purchasing Blue hyacinth macaw Exotic Macaw Parrots Farm now
has over 12 employees with a network of people who all
share a passion for the beautiful birds.
We specialize in the breeding, training and taming of types
of Scarlet macaw parrot, Hyacinth macaw,
Cockatoo Parrot, African Grey Parrots, and Amazon Parrots.
We love our parrots, and our experience and scope of access have
led us to specialize in this specie to provide each of our birds with
the attention required to attain complete nurturing, development,
taming, training, and socialization.
This goes a long way to preparing the baby parrots for their new homes.

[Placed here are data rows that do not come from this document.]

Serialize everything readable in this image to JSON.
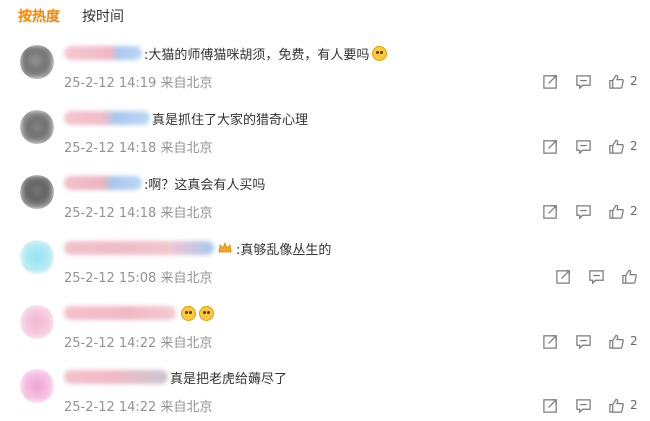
{
  "tabs": [
    {
      "label": "按热度"
    },
    {
      "label": "按时间"
    }
  ],
  "comments": [
    {
      "text": ":大猫的师傅猫咪胡须，免费，有人要吗",
      "time": "25-2-12 14:19 来自北京",
      "likes": "2"
    },
    {
      "text": "真是抓住了大家的猎奇心理",
      "time": "25-2-12 14:18 来自北京",
      "likes": "2"
    },
    {
      "text": ":啊？这真会有人买吗",
      "time": "25-2-12 14:18 来自北京",
      "likes": "2"
    },
    {
      "text": ":真够乱像丛生的",
      "time": "25-2-12 15:08 来自北京",
      "likes": ""
    },
    {
      "text": "",
      "time": "25-2-12 14:22 来自北京",
      "likes": "2"
    },
    {
      "text": "真是把老虎给薅尽了",
      "time": "25-2-12 14:22 来自北京",
      "likes": "2"
    }
  ],
  "icons": {
    "share": "share-icon",
    "comment": "comment-icon",
    "like": "like-icon"
  },
  "colors": {
    "accent": "#ff8200",
    "meta": "#939393",
    "icon": "#7a7a7a"
  }
}
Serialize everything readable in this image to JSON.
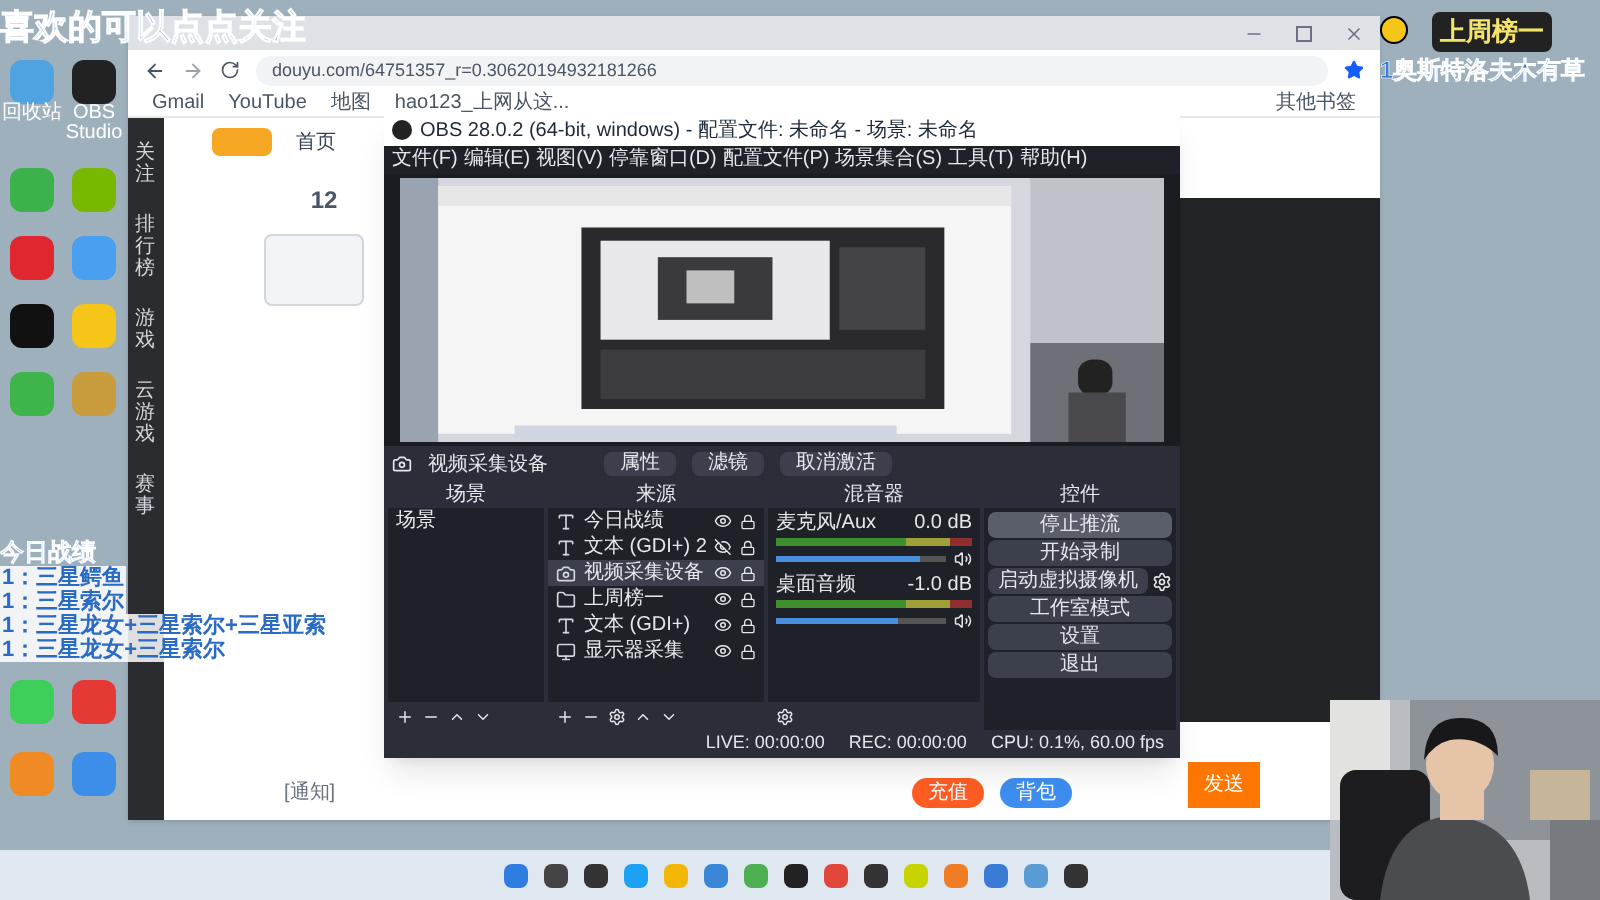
{
  "overlays": {
    "follow_banner": "喜欢的可以点点关注",
    "weekly_top": {
      "title": "上周榜一",
      "name": "1奥斯特洛夫木有草"
    },
    "today_record": {
      "title": "今日战绩",
      "lines": [
        "1：三星鳄鱼",
        "1：三星索尔",
        "1：三星龙女+三星索尔+三星亚索",
        "1：三星龙女+三星索尔"
      ]
    }
  },
  "desktop_icons": [
    {
      "label": "回收站"
    },
    {
      "label": "OBS Studio"
    }
  ],
  "browser": {
    "url": "douyu.com/64751357_r=0.30620194932181266",
    "bookmarks": [
      "Gmail",
      "YouTube",
      "地图",
      "hao123_上网从这..."
    ],
    "other_bookmarks": "其他书签",
    "page": {
      "nav_home": "首页",
      "score": "12",
      "sidebar": [
        "关注",
        "排行榜",
        "游戏",
        "云游戏",
        "赛事"
      ],
      "notice": "[通知]",
      "recharge": "充值",
      "bag": "背包",
      "send": "发送"
    }
  },
  "obs": {
    "title": "OBS 28.0.2 (64-bit, windows) - 配置文件: 未命名 - 场景: 未命名",
    "menu": [
      "文件(F)",
      "编辑(E)",
      "视图(V)",
      "停靠窗口(D)",
      "配置文件(P)",
      "场景集合(S)",
      "工具(T)",
      "帮助(H)"
    ],
    "source_label": "视频采集设备",
    "toolbar": [
      "属性",
      "滤镜",
      "取消激活"
    ],
    "scenes": {
      "title": "场景",
      "items": [
        "场景"
      ]
    },
    "sources": {
      "title": "来源",
      "items": [
        {
          "name": "今日战绩",
          "kind": "text",
          "visible": true,
          "selected": false
        },
        {
          "name": "文本 (GDI+) 2",
          "kind": "text",
          "visible": false,
          "selected": false
        },
        {
          "name": "视频采集设备",
          "kind": "camera",
          "visible": true,
          "selected": true
        },
        {
          "name": "上周榜一",
          "kind": "group",
          "visible": true,
          "selected": false
        },
        {
          "name": "文本 (GDI+)",
          "kind": "text",
          "visible": true,
          "selected": false
        },
        {
          "name": "显示器采集",
          "kind": "display",
          "visible": true,
          "selected": false
        }
      ]
    },
    "mixer": {
      "title": "混音器",
      "channels": [
        {
          "name": "麦克风/Aux",
          "reading": "0.0 dB",
          "level": 0.85
        },
        {
          "name": "桌面音频",
          "reading": "-1.0 dB",
          "level": 0.72
        }
      ]
    },
    "controls": {
      "title": "控件",
      "buttons": [
        {
          "label": "停止推流",
          "kind": "plain"
        },
        {
          "label": "开始录制",
          "kind": "plain"
        },
        {
          "label": "启动虚拟摄像机",
          "kind": "gear"
        },
        {
          "label": "工作室模式",
          "kind": "plain"
        },
        {
          "label": "设置",
          "kind": "plain"
        },
        {
          "label": "退出",
          "kind": "plain"
        }
      ]
    },
    "status": {
      "live": "LIVE: 00:00:00",
      "rec": "REC: 00:00:00",
      "cpu": "CPU: 0.1%, 60.00 fps"
    }
  }
}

Feeding your parrot from Exotic Macaw Parrots Farm
a balanced diet can help keep your pet healthy for decades.
Store-bought parrot pellets should account for most of the food it eats.
Along with pellets, provide a small serving of fresh fruits or
veggies in the mornings and evenings to prevent calcium and
vitamin A deficiencies. After an hour, remove whatever
fresh food your parrot didn’t eat to prevent spoiling.
If you need to switch your parrot to a healthier diet,
make changes gradually to avoid stressing your bird.
Commercial avian pellets, which you can purchase online or
at your local pet store, will meet most of your bird’s nutritional needs.
They should make up about 75% of your parrot’s diet.
There are certain foods that are not good to give any bird. They include:
- Caffeine: No products containing caffeine should
ever be offered to your grey including but not limited to coffee, tea and cola drinks.
- Chocolate: Chocolate is digested differently in birds,
and other pets, than it is in humans, and the resultant digested products are toxic.
- Avocado: The skin, meat and pit contain toxins.
- Sugary or salty snacks: Excessive consumption of
salt can cause increased thirst, water consumption, urination,
depression, neurological excitement, tremors, in coordination and death.
- Alcohol beverages: It is not cute or funny to allow your
parrot to consume anything that contains alcohol.
- Milk products: Our birds lack the digestive enzyme lactase and,
therefore, cannot digest milk products containing lactose.
- Raw onions and garlic: Small amounts used in cooking
are probably not dangerous, but be advised that there might
be a problem with large quantities (affects the red blood cells)
- Fruit seeds and pits: May be toxic to birds, such as apple
seeds, which contain cyanide. It is safest to remove all seeds
from the following before offering it to your pet bird: cherries,
plums, apricots and peaches are safe to feed, but also contain harmful pits.